Dutch-Turkish want more protection from Erdogan loyalists
A large part of the Dutch-Turkish community (43 percent) wants the Dutch government to protect them better against unwanted interference and intimidation from Turkey, according to a study by the Clingindeal Institute among 1,000 Dutch-Turkish people in the runup to the Turkish parliamentary and presidential elections next month.
Since President Recep Tayyip Erdogan’s party, the AKP, came to power in 2002, the Turkish state has been increasingly active in Turkish communities in Europe, according to the newspaper AD. Their votes are important to the AKP. Almost half the Dutch-Turkish people in the Netherlands will vote in the elections on May 14. In the previous election, 63 percent voted - a higher turnout than in Turkey itself.
“A quarter of Dutch people of Turkish origin even feel unsafe because of the Turkish influence in the Netherlands. Erdogan’s policies have certainly become more autocratic after the coup attempt in 2016. Particularly supporters of the Gulen movement, named after Fethullah Gulen, get intimidated,” lead researcher Christopher Houtkamp told AD. “Even in our country.”
The institute did not ask respondents how they feel intimidated, Houtkamp said. “No, we do not know whether there are concrete threats.
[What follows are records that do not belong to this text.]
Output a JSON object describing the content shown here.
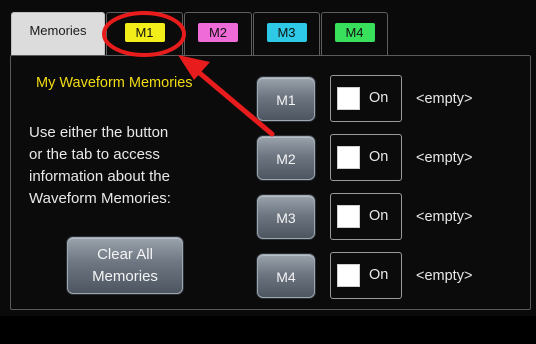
{
  "tabs": [
    {
      "label": "Memories",
      "active": true
    },
    {
      "label": "M1",
      "color": "#f2ee1a"
    },
    {
      "label": "M2",
      "color": "#ee6bd8"
    },
    {
      "label": "M3",
      "color": "#2ec9e6"
    },
    {
      "label": "M4",
      "color": "#39e05c"
    }
  ],
  "panel": {
    "title": "My Waveform Memories",
    "help_lines": [
      "Use either the button",
      "or the tab to access",
      "information about the",
      "Waveform Memories:"
    ],
    "clear_button": {
      "line1": "Clear All",
      "line2": "Memories"
    }
  },
  "memories": [
    {
      "button": "M1",
      "toggle_label": "On",
      "checked": false,
      "status": "<empty>"
    },
    {
      "button": "M2",
      "toggle_label": "On",
      "checked": false,
      "status": "<empty>"
    },
    {
      "button": "M3",
      "toggle_label": "On",
      "checked": false,
      "status": "<empty>"
    },
    {
      "button": "M4",
      "toggle_label": "On",
      "checked": false,
      "status": "<empty>"
    }
  ],
  "annotation": {
    "highlight_color": "#e81c1c"
  },
  "colors": {
    "title_yellow": "#f2dc12",
    "panel_bg": "#0b0b0b"
  }
}
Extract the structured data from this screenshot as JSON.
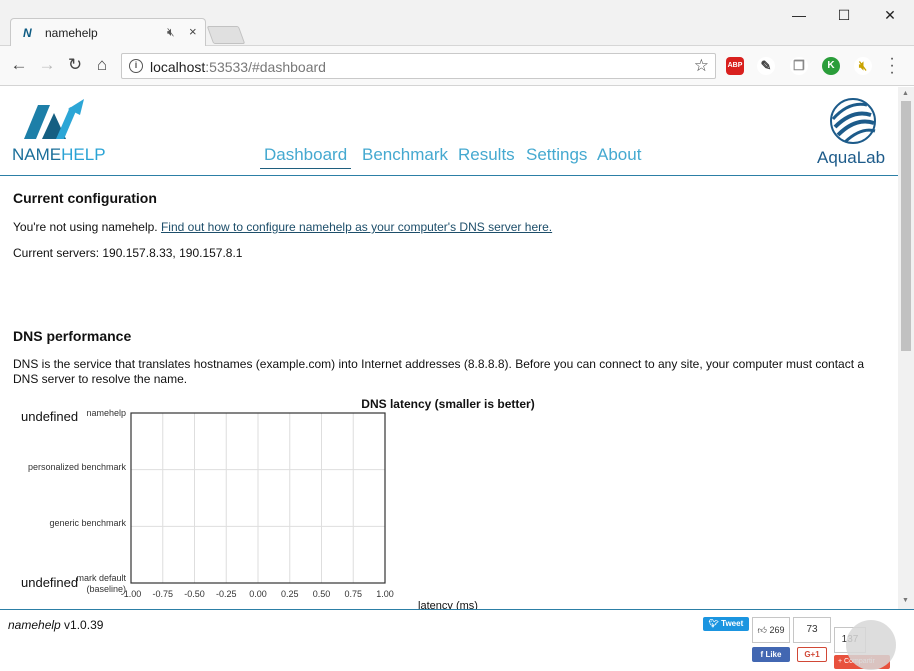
{
  "window": {
    "tab_title": "namehelp",
    "tab_favicon": "N",
    "minimize": "—",
    "maximize": "☐",
    "close": "✕"
  },
  "toolbar": {
    "url_host": "localhost",
    "url_rest": ":53533/#dashboard",
    "extensions": [
      {
        "name": "adblock-icon",
        "text": "ABP",
        "color": "#d9201e"
      },
      {
        "name": "extension-icon-2",
        "text": "",
        "color": "#666"
      },
      {
        "name": "extension-icon-3",
        "text": "",
        "color": "#999"
      },
      {
        "name": "extension-icon-4",
        "text": "K",
        "color": "#2a9d3a"
      },
      {
        "name": "extension-icon-5",
        "text": "",
        "color": "#c9a300"
      }
    ]
  },
  "header": {
    "logo_text_a": "NAME",
    "logo_text_b": "HELP",
    "nav": [
      "Dashboard",
      "Benchmark",
      "Results",
      "Settings",
      "About"
    ],
    "active_nav": "Dashboard",
    "partner_label": "AquaLab"
  },
  "config": {
    "heading": "Current configuration",
    "status_prefix": "You're not using namehelp.",
    "status_link": "Find out how to configure namehelp as your computer's DNS server here.",
    "servers_label": "Current servers: 190.157.8.33, 190.157.8.1"
  },
  "dns": {
    "heading": "DNS performance",
    "description": "DNS is the service that translates hostnames (example.com) into Internet addresses (8.8.8.8). Before you can connect to any site, your computer must contact a DNS server to resolve the name."
  },
  "chart_data": {
    "type": "bar",
    "title": "DNS latency (smaller is better)",
    "xlabel": "latency (ms)",
    "ylabel": "",
    "categories": [
      "namehelp",
      "personalized benchmark",
      "generic benchmark",
      "benchmark default (baseline)"
    ],
    "category_labels_shown": [
      "namehelp",
      "personalized benchmark",
      "generic benchmark",
      "mark default",
      "(baseline)"
    ],
    "values": [
      null,
      null,
      null,
      null
    ],
    "value_labels": [
      "undefined",
      "undefined"
    ],
    "x_ticks": [
      "-1.00",
      "-0.75",
      "-0.50",
      "-0.25",
      "0.00",
      "0.25",
      "0.50",
      "0.75",
      "1.00"
    ],
    "xlim": [
      -1,
      1
    ],
    "grid": true
  },
  "footer": {
    "app_name": "namehelp",
    "version": " v1.0.39",
    "tweet": "Tweet",
    "like_count": "269",
    "like": "Like",
    "gplus_count": "73",
    "gplus": "G+1",
    "share_count": "137",
    "share": "Compartir"
  }
}
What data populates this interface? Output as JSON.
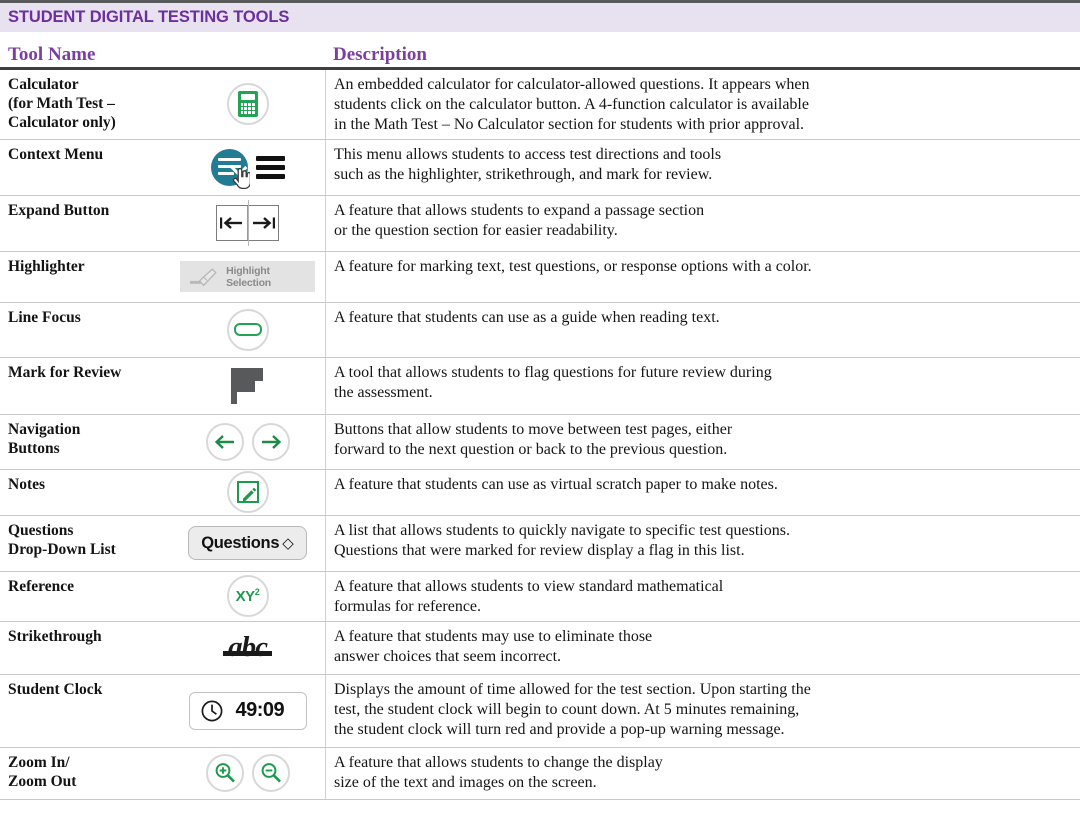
{
  "banner": {
    "title": "STUDENT DIGITAL TESTING TOOLS",
    "background_color": "#e8e1ef",
    "text_color": "#6b2f9e"
  },
  "columns": {
    "name": "Tool Name",
    "description": "Description",
    "header_color": "#7b3fa0"
  },
  "accent_colors": {
    "green": "#1d9a4e",
    "teal": "#217c94",
    "gray": "#58595b",
    "purple": "#6b2f9e"
  },
  "rows": [
    {
      "name": "Calculator\n(for Math Test –\nCalculator only)",
      "name_lines": [
        "Calculator",
        "(for Math Test –",
        "Calculator only)"
      ],
      "icon": "calculator-icon",
      "description_lines": [
        "An embedded calculator for calculator-allowed questions. It appears when",
        "students click on the calculator button. A 4-function calculator is available",
        "in the Math Test – No Calculator section for students with prior approval."
      ]
    },
    {
      "name": "Context Menu",
      "name_lines": [
        "Context Menu"
      ],
      "icon": "context-menu-icon",
      "description_lines": [
        "This menu allows students to access test directions and tools",
        "such as the highlighter, strikethrough, and mark for review."
      ]
    },
    {
      "name": "Expand Button",
      "name_lines": [
        "Expand Button"
      ],
      "icon": "expand-button-icon",
      "description_lines": [
        "A feature that allows students to expand a passage section",
        "or the question section for easier readability."
      ]
    },
    {
      "name": "Highlighter",
      "name_lines": [
        "Highlighter"
      ],
      "icon": "highlighter-icon",
      "icon_label": "Highlight Selection",
      "description_lines": [
        "A feature for marking text, test questions, or response options with a color."
      ]
    },
    {
      "name": "Line Focus",
      "name_lines": [
        "Line Focus"
      ],
      "icon": "line-focus-icon",
      "description_lines": [
        "A feature that students can use as a guide when reading text."
      ]
    },
    {
      "name": "Mark for Review",
      "name_lines": [
        "Mark for Review"
      ],
      "icon": "flag-icon",
      "description_lines": [
        "A tool that allows students to flag questions for future review during",
        "the assessment."
      ]
    },
    {
      "name": "Navigation Buttons",
      "name_lines": [
        "Navigation",
        "Buttons"
      ],
      "icon": "navigation-arrows-icon",
      "description_lines": [
        "Buttons that allow students to move between test pages, either",
        "forward to the next question or back to the previous question."
      ]
    },
    {
      "name": "Notes",
      "name_lines": [
        "Notes"
      ],
      "icon": "notes-icon",
      "description_lines": [
        "A feature that students can use as virtual scratch paper to make notes."
      ]
    },
    {
      "name": "Questions Drop-Down List",
      "name_lines": [
        "Questions",
        "Drop-Down List"
      ],
      "icon": "questions-dropdown-icon",
      "icon_label": "Questions",
      "description_lines": [
        "A list that allows students to quickly navigate to specific test questions.",
        "Questions that were marked for review display a flag in this list."
      ]
    },
    {
      "name": "Reference",
      "name_lines": [
        "Reference"
      ],
      "icon": "reference-icon",
      "icon_label": "XY2",
      "description_lines": [
        "A feature that allows students to view standard mathematical",
        "formulas for reference."
      ]
    },
    {
      "name": "Strikethrough",
      "name_lines": [
        "Strikethrough"
      ],
      "icon": "strikethrough-icon",
      "icon_label": "abc",
      "description_lines": [
        "A feature that students may use to eliminate those",
        "answer choices that seem incorrect."
      ]
    },
    {
      "name": "Student Clock",
      "name_lines": [
        "Student Clock"
      ],
      "icon": "clock-icon",
      "icon_label": "49:09",
      "description_lines": [
        "Displays the amount of time allowed for the test section. Upon starting the",
        "test, the student clock will begin to count down. At 5 minutes remaining,",
        "the student clock will turn red and provide a pop-up warning message."
      ]
    },
    {
      "name": "Zoom In/ Zoom Out",
      "name_lines": [
        "Zoom In/",
        "Zoom Out"
      ],
      "icon": "zoom-in-out-icon",
      "description_lines": [
        "A feature that allows students to change the display",
        "size of the text and images on the screen."
      ]
    }
  ]
}
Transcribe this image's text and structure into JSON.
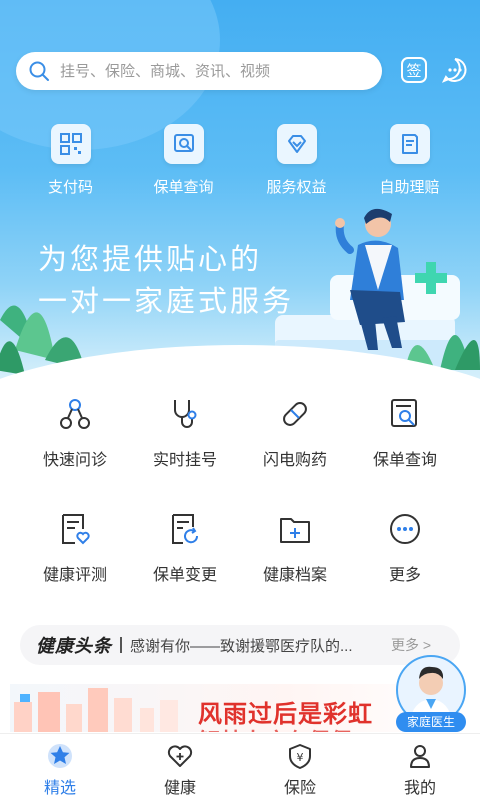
{
  "search": {
    "placeholder": "挂号、保险、商城、资讯、视频"
  },
  "header_actions": {
    "sign_in_icon_text": "签"
  },
  "quick_actions": [
    {
      "label": "支付码",
      "icon": "qr-code-icon"
    },
    {
      "label": "保单查询",
      "icon": "policy-search-icon"
    },
    {
      "label": "服务权益",
      "icon": "diamond-icon"
    },
    {
      "label": "自助理赔",
      "icon": "claim-icon"
    }
  ],
  "hero": {
    "line1": "为您提供贴心的",
    "line2": "一对一家庭式服务"
  },
  "services": [
    {
      "label": "快速问诊",
      "icon": "consult-icon"
    },
    {
      "label": "实时挂号",
      "icon": "stethoscope-icon"
    },
    {
      "label": "闪电购药",
      "icon": "pill-icon"
    },
    {
      "label": "保单查询",
      "icon": "policy-search-icon"
    },
    {
      "label": "健康评测",
      "icon": "health-assessment-icon"
    },
    {
      "label": "保单变更",
      "icon": "policy-change-icon"
    },
    {
      "label": "健康档案",
      "icon": "health-record-icon"
    },
    {
      "label": "更多",
      "icon": "more-icon"
    }
  ],
  "news": {
    "logo": "健康头条",
    "headline": "感谢有你——致谢援鄂医疗队的...",
    "more": "更多 >"
  },
  "banner": {
    "title": "风雨过后是彩虹",
    "subtitle": "解禁大疫有保保"
  },
  "doctor": {
    "label": "家庭医生"
  },
  "tabs": [
    {
      "label": "精选",
      "icon": "star-icon",
      "active": true
    },
    {
      "label": "健康",
      "icon": "heart-icon",
      "active": false
    },
    {
      "label": "保险",
      "icon": "shield-icon",
      "active": false
    },
    {
      "label": "我的",
      "icon": "user-icon",
      "active": false
    }
  ],
  "colors": {
    "accent": "#2f7fe8",
    "hero_top": "#44aef2",
    "banner_red": "#e0322c"
  }
}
But it says a lot that a large part of the respondents indicate that the Dutch government should put more effort into measures to limit the influence of the Turkish state on their community,” he said.
“By no means everyone feels represented by the traditional Turkish-Dutch organizations that are often the discussion partner of the government,” Houtkamp said. “That is why it would be good if different groups were approached with the question of to what extent the Dutch government should intervene to curb the harmful side effects of the highly politicized Turkish diaspora policy.”